Wareham voters favor Kennedy, in contrast to state
About 31 percent of Wareham’s voters participated in the September 1 primary election. The only contested races on the ballot were for the nominees for senator.
In 2018, only 17 percent of Wareham voters participated in the State Primary.
Perhaps surprisingly, more voters participated in Tuesday’s State Primary than in this spring’s Presidential Primary. A total of 5,154 voters participated in the State Primary — 236 more than voted in the spring.
During the 2016 Presidential Election, 79 percent of registered voters in Wareham weighed in.
During this election, 385 people voted early in person. The town mailed 286 absentee ballots and 3,824 early voting ballots to residents’ homes, although it is unclear how many were returned. All early and absentee ballots were counted during the day on Tuesday.
Town Clerk Michele Bissonnette put in place a number of procedures to keep voters and poll workers safe throughout the election, most of which will remain in place for the Presidential Election in November.
Poll workers stay behind a plexiglass shield, and most of the voting booths are closed to enforce social distancing.
After each voter, a poll workers cleaned the sides of the booth and the desk. Pens were sanitized between voters.
And there were tools to seal the ballots without having to lick anything during early voting.
During early voting and during the election, only eight voters were allowed in the polling place at a time.

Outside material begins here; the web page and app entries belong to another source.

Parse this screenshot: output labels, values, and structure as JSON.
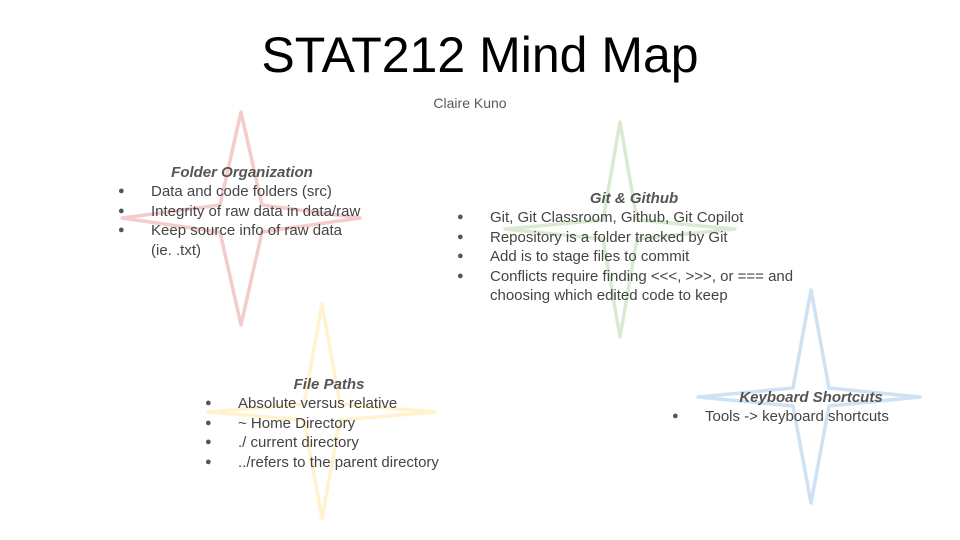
{
  "title": "STAT212 Mind Map",
  "author": "Claire Kuno",
  "colors": {
    "red_star": "#f4cccc",
    "green_star": "#d9ead3",
    "yellow_star": "#fff2cc",
    "blue_star": "#cfe2f3",
    "text": "#444444"
  },
  "nodes": [
    {
      "heading": "Folder Organization",
      "items": [
        "Data and code folders (src)",
        "Integrity of raw data in data/raw",
        "Keep source info of raw data (ie. .txt)"
      ]
    },
    {
      "heading": "Git & Github",
      "items": [
        "Git, Git Classroom, Github, Git Copilot",
        "Repository is a folder tracked by Git",
        "Add is to stage files to commit",
        "Conflicts require finding <<<, >>>, or === and choosing which edited code to keep"
      ]
    },
    {
      "heading": "File Paths",
      "items": [
        "Absolute versus relative",
        "~ Home Directory",
        "./ current directory",
        "../refers to the parent directory"
      ]
    },
    {
      "heading": "Keyboard Shortcuts",
      "items": [
        "Tools -> keyboard shortcuts"
      ]
    }
  ]
}
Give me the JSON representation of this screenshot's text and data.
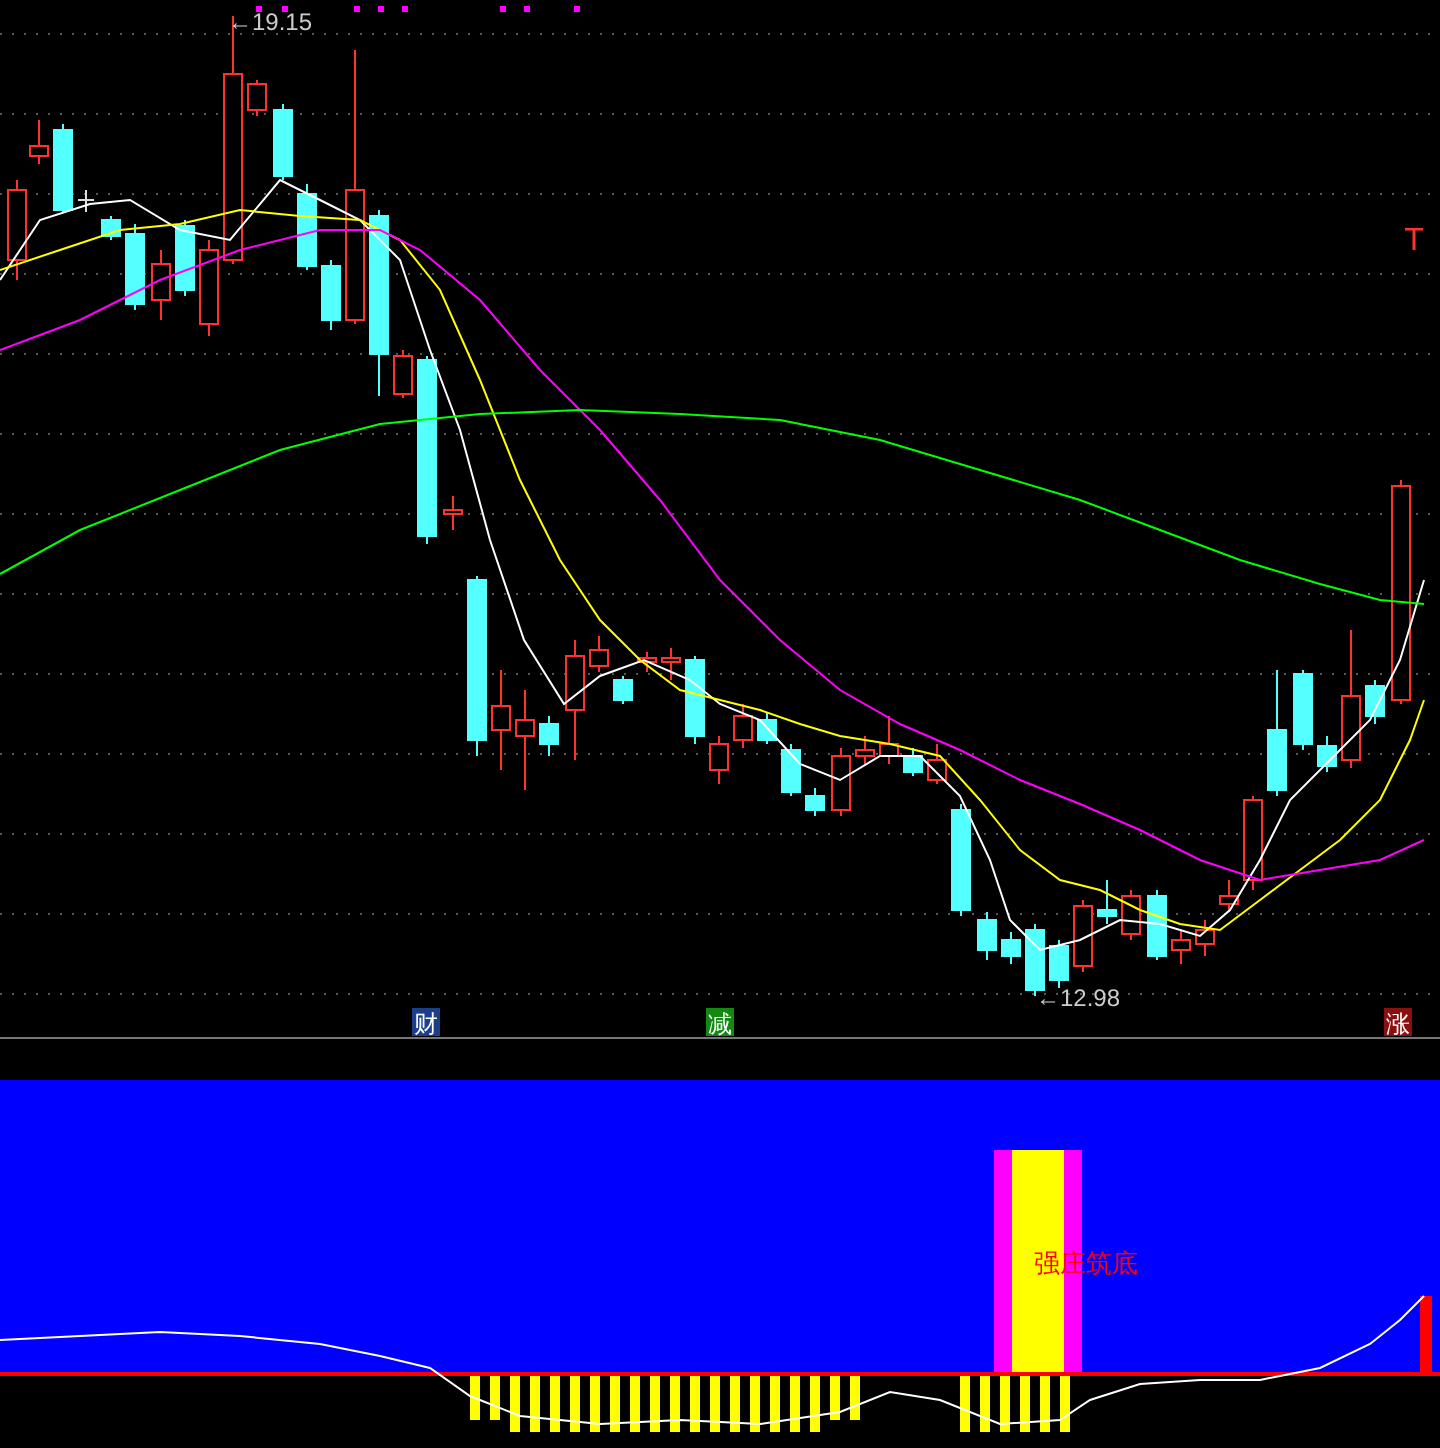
{
  "price_chart": {
    "high_label": "←19.15",
    "low_label": "←12.98",
    "signal": "T",
    "markers": [
      {
        "text": "财",
        "color": "#1c3f8a"
      },
      {
        "text": "减",
        "color": "#128a12"
      },
      {
        "text": "涨",
        "color": "#8a1010"
      }
    ]
  },
  "indicator_panel": {
    "signal_label": "强庄筑底"
  }
}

All voters had to wear a face covering. Those who didn’t want to use provided pens and a voting booth could bring a blue or black ink Sharpie or Paper Mate Flair pen and a clipboard or book on which to fill out the ballot.

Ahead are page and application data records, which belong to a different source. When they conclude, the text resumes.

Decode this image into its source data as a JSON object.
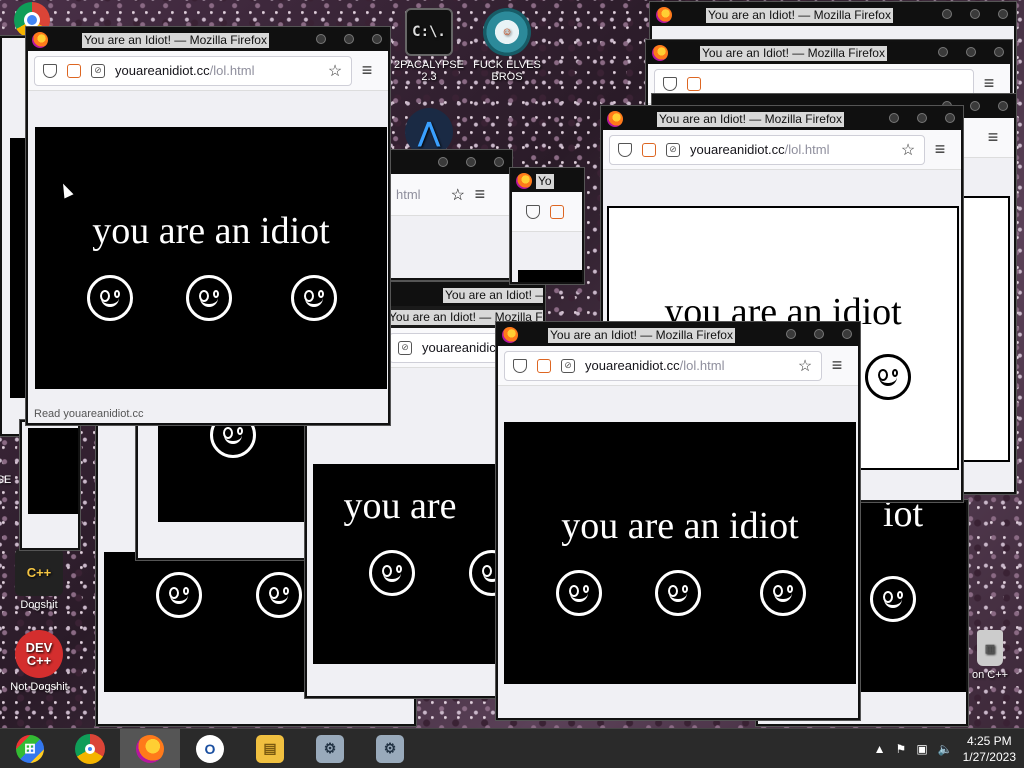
{
  "desktop": {
    "icons": [
      {
        "label": "2PACALYPSE 2.3",
        "glyph": "C:\\."
      },
      {
        "label": "FUCK ELVES BROS",
        "glyph": "☺"
      },
      {
        "label": "Dogshit",
        "glyph": "C++"
      },
      {
        "label": "Not Dogshit",
        "glyph": "DEV C++"
      },
      {
        "label": "SE",
        "glyph": ""
      },
      {
        "label": "on C++",
        "glyph": ""
      }
    ]
  },
  "window": {
    "title": "You are an Idiot! — Mozilla Firefox",
    "title_partial": "You are an Idiot! — Mozilla Firefox",
    "url_host": "youareanidiot.cc",
    "url_path": "/lol.html",
    "page_text": "you are an idiot",
    "page_text_partial": "you are",
    "page_text_fragment": "iot",
    "status_text": "Read youareanidiot.cc",
    "title_fragment": "Yo",
    "url_fragment": "html",
    "url_fragment2": "youareanidic"
  },
  "taskbar": {
    "apps": [
      {
        "name": "start-button",
        "glyph": "⊞"
      },
      {
        "name": "chrome",
        "glyph": ""
      },
      {
        "name": "firefox",
        "glyph": ""
      },
      {
        "name": "obama-app",
        "glyph": "O"
      },
      {
        "name": "file-explorer",
        "glyph": "▤"
      },
      {
        "name": "installer-1",
        "glyph": "⚙"
      },
      {
        "name": "installer-2",
        "glyph": "⚙"
      }
    ],
    "time": "4:25 PM",
    "date": "1/27/2023"
  },
  "colors": {
    "page_black": "#000000",
    "page_white": "#ffffff",
    "taskbar": "#2a2a2a",
    "titlebar": "#101010"
  }
}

Six feet of social distancing were maintained between oneself and those not from one’s household.
During the primary, poll workers were able to use Poll Pads -- modified iPads — to check in voters for the first time instead of the traditional clipboard with a printed-out list of the voter rolls.
The system is entirely offline and very secure, Bissonnette said.
When poll workers enter in a name, a list of voters pops up that shows the voters’ status for the current election.
If the voter has requested an absentee ballot, returned a mail-in ballot, or voted in person, that is shown on the screen.
The Poll Pads have only been approved by the state for this election due to the pandemic, but Bissonnette is hopeful they will become the norm for future elections, including the Presidential Election.
On the Democratic ticket, incumbent Ed Markey ran against current congressman Joe Kennedy III.
While the state overall was called for Markey, Wareham voters favored Kennedy, who received 45% of the Democratic vote to Markey’s 30%.
Markey has been a US senator for Massachusetts since 2013 and a US representative since 1976. He helped author the Green New Deal, a policy proposal addressing climate change and economic inequality, and co-sponsored Medicare for All, a bill that would create a universal single-payer health care system — policies also supported by Kennedy.
Kennedy is a son of former US Representative Joseph Kennedy II and has been a US representative for Massachusetts’ fourth congressional district since 2013, when he took the seat after former representative Barney Frank retired.
In the Republican primary, Kevin O’Connor won 14.6% of votes to Dr. Shiva Ayyadurai’s 9.6%.
According to his campaign website, O’Connor is an attorney and longstanding member of the legal community in Massachusetts, serving on the executive committee for the Boston Bar Association Council and holding a number of other roles with the association.
Ayyadurai holds a Ph.D in biological engineering from MIT and claims to have invented email, claims that have been largely discredited. He ran against Elizabeth Warren as an independent in the US Senate race in 2018, earning 3.4% of the vote. He advocates for coronavirus to be treated with vitamin supplements. Ayyadurai is also the ex-husband of actress Fran Drescher.
There were also several uncontested primary races on the ballot.
Incumbent state Senator Marc Pacheco won 62.3 percent of the Democratic vote.
Incumbent congressman Bill Keating won 64.8 percent of the Democratic vote. On the Republican ballot, Helen Brady won 20.5 percent of the vote for that position.
Incumbent Republican State Representative Susan Williams Gifford won 21.8 percent of the Republican vote. No Democratic candidate ran for that seat.